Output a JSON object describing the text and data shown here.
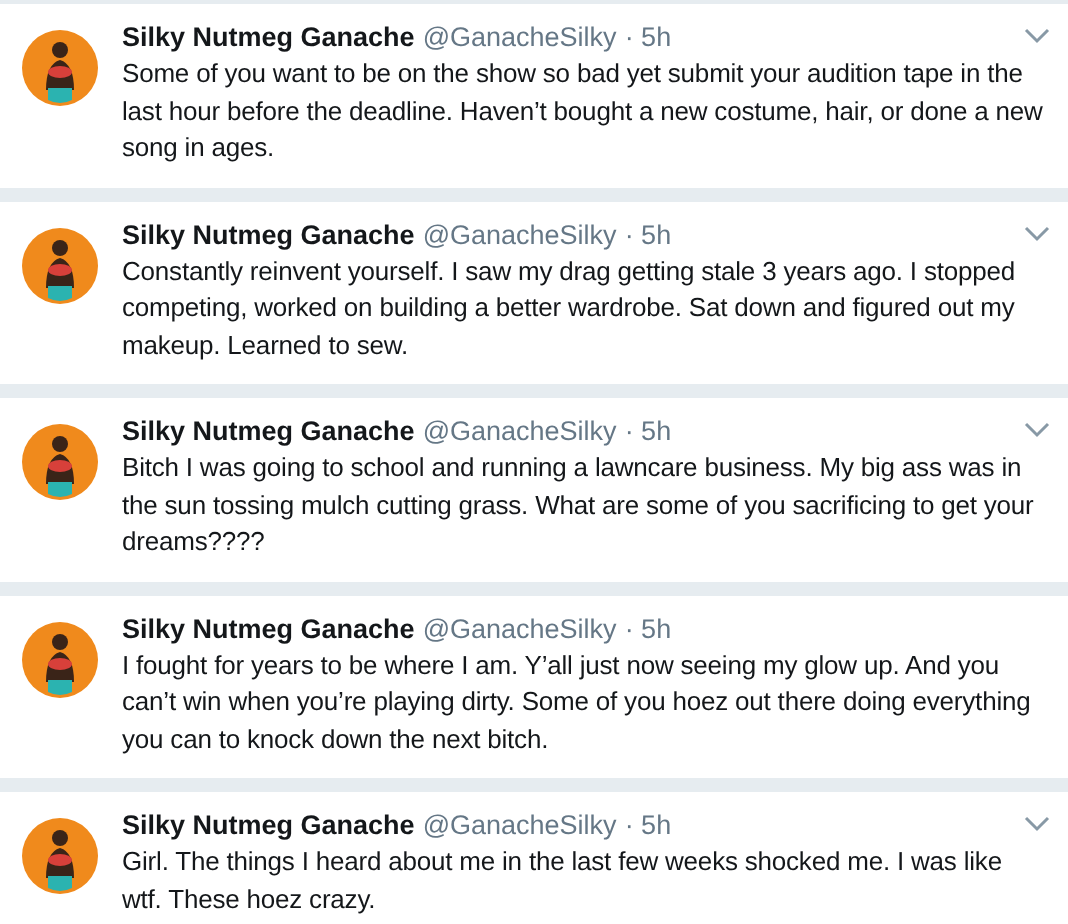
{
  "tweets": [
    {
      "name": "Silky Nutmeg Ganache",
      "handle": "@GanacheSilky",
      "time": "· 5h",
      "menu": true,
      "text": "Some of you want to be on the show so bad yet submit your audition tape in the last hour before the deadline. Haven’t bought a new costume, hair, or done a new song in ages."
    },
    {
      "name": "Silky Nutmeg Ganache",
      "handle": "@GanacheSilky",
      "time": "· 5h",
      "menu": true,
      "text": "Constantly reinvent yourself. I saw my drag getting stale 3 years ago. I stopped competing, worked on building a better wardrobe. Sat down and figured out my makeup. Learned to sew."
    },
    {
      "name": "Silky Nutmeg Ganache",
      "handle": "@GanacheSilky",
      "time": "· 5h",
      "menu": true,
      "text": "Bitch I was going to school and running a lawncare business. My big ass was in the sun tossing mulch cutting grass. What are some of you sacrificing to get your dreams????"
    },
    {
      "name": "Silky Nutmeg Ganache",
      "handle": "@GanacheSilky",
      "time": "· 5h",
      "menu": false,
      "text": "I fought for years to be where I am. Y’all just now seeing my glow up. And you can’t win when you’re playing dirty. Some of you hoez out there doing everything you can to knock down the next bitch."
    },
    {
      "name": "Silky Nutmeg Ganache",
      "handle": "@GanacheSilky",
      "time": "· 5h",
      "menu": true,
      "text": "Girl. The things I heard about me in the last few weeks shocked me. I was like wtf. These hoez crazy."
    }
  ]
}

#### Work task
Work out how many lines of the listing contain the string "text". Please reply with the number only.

#### Finished exercise
6